GOAL OF THE EXERCISE: All of the data, except its images, should be set down exactly as it appears.

RECORDS FOR PROCESSING:
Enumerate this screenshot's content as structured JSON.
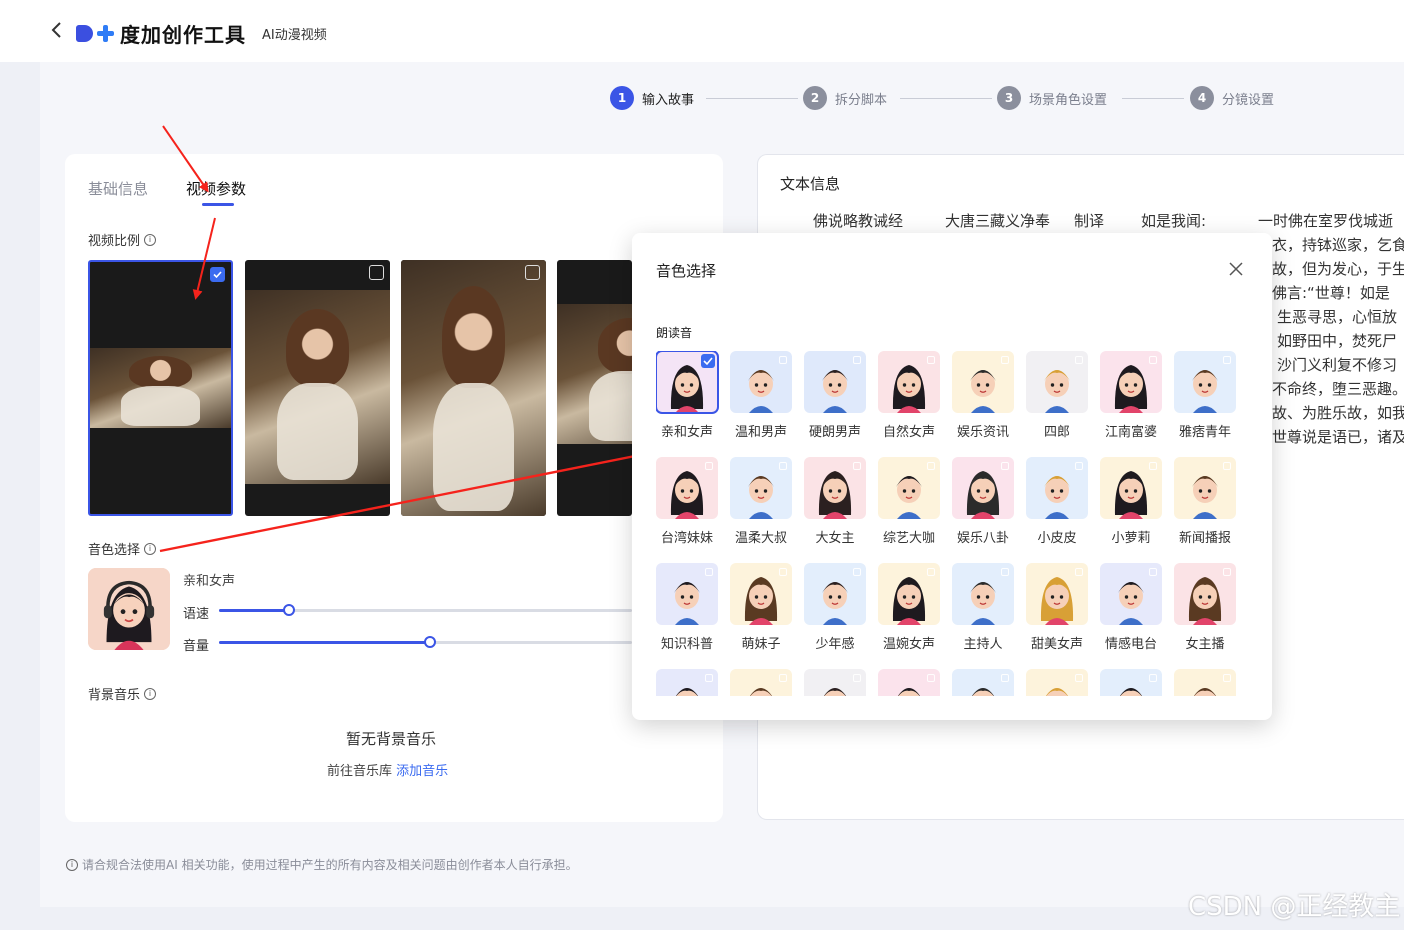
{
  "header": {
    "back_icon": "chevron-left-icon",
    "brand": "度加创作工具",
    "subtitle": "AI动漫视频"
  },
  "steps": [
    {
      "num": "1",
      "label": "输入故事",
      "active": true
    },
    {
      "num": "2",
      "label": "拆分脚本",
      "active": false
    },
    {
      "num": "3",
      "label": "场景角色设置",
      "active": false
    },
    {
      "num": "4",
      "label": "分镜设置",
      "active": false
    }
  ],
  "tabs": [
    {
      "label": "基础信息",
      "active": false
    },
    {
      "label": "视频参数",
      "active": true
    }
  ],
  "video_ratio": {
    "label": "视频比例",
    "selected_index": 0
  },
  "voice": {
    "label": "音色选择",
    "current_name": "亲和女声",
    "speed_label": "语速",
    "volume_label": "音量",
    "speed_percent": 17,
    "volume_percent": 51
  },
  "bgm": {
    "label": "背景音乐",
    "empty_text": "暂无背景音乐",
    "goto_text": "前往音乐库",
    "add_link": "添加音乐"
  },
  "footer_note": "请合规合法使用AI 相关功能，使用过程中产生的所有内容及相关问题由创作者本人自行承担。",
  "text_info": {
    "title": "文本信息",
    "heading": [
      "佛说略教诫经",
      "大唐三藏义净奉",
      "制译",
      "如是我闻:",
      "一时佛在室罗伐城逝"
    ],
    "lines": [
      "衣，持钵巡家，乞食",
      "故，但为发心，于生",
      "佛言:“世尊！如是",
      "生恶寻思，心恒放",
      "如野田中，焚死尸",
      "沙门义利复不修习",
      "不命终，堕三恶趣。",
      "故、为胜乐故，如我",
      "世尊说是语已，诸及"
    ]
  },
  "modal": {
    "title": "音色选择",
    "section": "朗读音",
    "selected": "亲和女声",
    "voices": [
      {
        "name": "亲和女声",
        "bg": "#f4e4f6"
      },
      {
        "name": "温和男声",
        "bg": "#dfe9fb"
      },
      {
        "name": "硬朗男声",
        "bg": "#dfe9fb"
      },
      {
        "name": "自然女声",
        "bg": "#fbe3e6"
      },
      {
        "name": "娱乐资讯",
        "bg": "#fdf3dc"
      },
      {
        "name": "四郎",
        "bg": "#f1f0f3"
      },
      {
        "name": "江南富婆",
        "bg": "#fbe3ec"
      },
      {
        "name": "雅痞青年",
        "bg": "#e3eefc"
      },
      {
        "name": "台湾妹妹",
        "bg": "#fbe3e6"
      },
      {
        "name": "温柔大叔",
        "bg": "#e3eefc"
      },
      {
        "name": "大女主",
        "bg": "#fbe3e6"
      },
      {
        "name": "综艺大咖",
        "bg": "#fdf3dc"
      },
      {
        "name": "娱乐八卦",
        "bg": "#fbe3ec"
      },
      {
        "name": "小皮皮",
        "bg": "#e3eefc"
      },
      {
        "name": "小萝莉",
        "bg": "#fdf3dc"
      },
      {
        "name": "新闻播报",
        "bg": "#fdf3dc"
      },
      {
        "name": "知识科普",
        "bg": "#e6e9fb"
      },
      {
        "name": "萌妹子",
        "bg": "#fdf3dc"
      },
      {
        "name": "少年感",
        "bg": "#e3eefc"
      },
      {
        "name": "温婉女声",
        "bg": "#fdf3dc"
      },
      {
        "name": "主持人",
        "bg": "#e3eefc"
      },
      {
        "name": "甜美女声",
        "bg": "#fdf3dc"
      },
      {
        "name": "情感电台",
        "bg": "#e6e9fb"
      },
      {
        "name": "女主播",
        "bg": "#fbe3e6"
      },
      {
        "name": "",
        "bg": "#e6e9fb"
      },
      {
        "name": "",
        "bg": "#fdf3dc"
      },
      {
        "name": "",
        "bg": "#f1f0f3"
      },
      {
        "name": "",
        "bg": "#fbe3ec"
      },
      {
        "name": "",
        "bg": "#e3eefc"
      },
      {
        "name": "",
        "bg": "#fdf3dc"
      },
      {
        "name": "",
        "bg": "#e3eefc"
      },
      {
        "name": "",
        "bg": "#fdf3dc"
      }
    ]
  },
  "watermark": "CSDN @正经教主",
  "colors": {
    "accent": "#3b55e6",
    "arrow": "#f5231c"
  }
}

YOUR RESPONSE:
Enumerate this screenshot's content as structured JSON.
{
  "header": {
    "back_icon": "chevron-left-icon",
    "brand": "度加创作工具",
    "subtitle": "AI动漫视频"
  },
  "steps": [
    {
      "num": "1",
      "label": "输入故事",
      "active": true
    },
    {
      "num": "2",
      "label": "拆分脚本",
      "active": false
    },
    {
      "num": "3",
      "label": "场景角色设置",
      "active": false
    },
    {
      "num": "4",
      "label": "分镜设置",
      "active": false
    }
  ],
  "tabs": [
    {
      "label": "基础信息",
      "active": false
    },
    {
      "label": "视频参数",
      "active": true
    }
  ],
  "video_ratio": {
    "label": "视频比例",
    "selected_index": 0
  },
  "voice": {
    "label": "音色选择",
    "current_name": "亲和女声",
    "speed_label": "语速",
    "volume_label": "音量",
    "speed_percent": 17,
    "volume_percent": 51
  },
  "bgm": {
    "label": "背景音乐",
    "empty_text": "暂无背景音乐",
    "goto_text": "前往音乐库",
    "add_link": "添加音乐"
  },
  "footer_note": "请合规合法使用AI 相关功能，使用过程中产生的所有内容及相关问题由创作者本人自行承担。",
  "text_info": {
    "title": "文本信息",
    "heading": [
      "佛说略教诫经",
      "大唐三藏义净奉",
      "制译",
      "如是我闻:",
      "一时佛在室罗伐城逝"
    ],
    "lines": [
      "衣，持钵巡家，乞食",
      "故，但为发心，于生",
      "佛言:“世尊！如是",
      "生恶寻思，心恒放",
      "如野田中，焚死尸",
      "沙门义利复不修习",
      "不命终，堕三恶趣。",
      "故、为胜乐故，如我",
      "世尊说是语已，诸及"
    ]
  },
  "modal": {
    "title": "音色选择",
    "section": "朗读音",
    "selected": "亲和女声",
    "voices": [
      {
        "name": "亲和女声",
        "bg": "#f4e4f6"
      },
      {
        "name": "温和男声",
        "bg": "#dfe9fb"
      },
      {
        "name": "硬朗男声",
        "bg": "#dfe9fb"
      },
      {
        "name": "自然女声",
        "bg": "#fbe3e6"
      },
      {
        "name": "娱乐资讯",
        "bg": "#fdf3dc"
      },
      {
        "name": "四郎",
        "bg": "#f1f0f3"
      },
      {
        "name": "江南富婆",
        "bg": "#fbe3ec"
      },
      {
        "name": "雅痞青年",
        "bg": "#e3eefc"
      },
      {
        "name": "台湾妹妹",
        "bg": "#fbe3e6"
      },
      {
        "name": "温柔大叔",
        "bg": "#e3eefc"
      },
      {
        "name": "大女主",
        "bg": "#fbe3e6"
      },
      {
        "name": "综艺大咖",
        "bg": "#fdf3dc"
      },
      {
        "name": "娱乐八卦",
        "bg": "#fbe3ec"
      },
      {
        "name": "小皮皮",
        "bg": "#e3eefc"
      },
      {
        "name": "小萝莉",
        "bg": "#fdf3dc"
      },
      {
        "name": "新闻播报",
        "bg": "#fdf3dc"
      },
      {
        "name": "知识科普",
        "bg": "#e6e9fb"
      },
      {
        "name": "萌妹子",
        "bg": "#fdf3dc"
      },
      {
        "name": "少年感",
        "bg": "#e3eefc"
      },
      {
        "name": "温婉女声",
        "bg": "#fdf3dc"
      },
      {
        "name": "主持人",
        "bg": "#e3eefc"
      },
      {
        "name": "甜美女声",
        "bg": "#fdf3dc"
      },
      {
        "name": "情感电台",
        "bg": "#e6e9fb"
      },
      {
        "name": "女主播",
        "bg": "#fbe3e6"
      },
      {
        "name": "",
        "bg": "#e6e9fb"
      },
      {
        "name": "",
        "bg": "#fdf3dc"
      },
      {
        "name": "",
        "bg": "#f1f0f3"
      },
      {
        "name": "",
        "bg": "#fbe3ec"
      },
      {
        "name": "",
        "bg": "#e3eefc"
      },
      {
        "name": "",
        "bg": "#fdf3dc"
      },
      {
        "name": "",
        "bg": "#e3eefc"
      },
      {
        "name": "",
        "bg": "#fdf3dc"
      }
    ]
  },
  "watermark": "CSDN @正经教主",
  "colors": {
    "accent": "#3b55e6",
    "arrow": "#f5231c"
  }
}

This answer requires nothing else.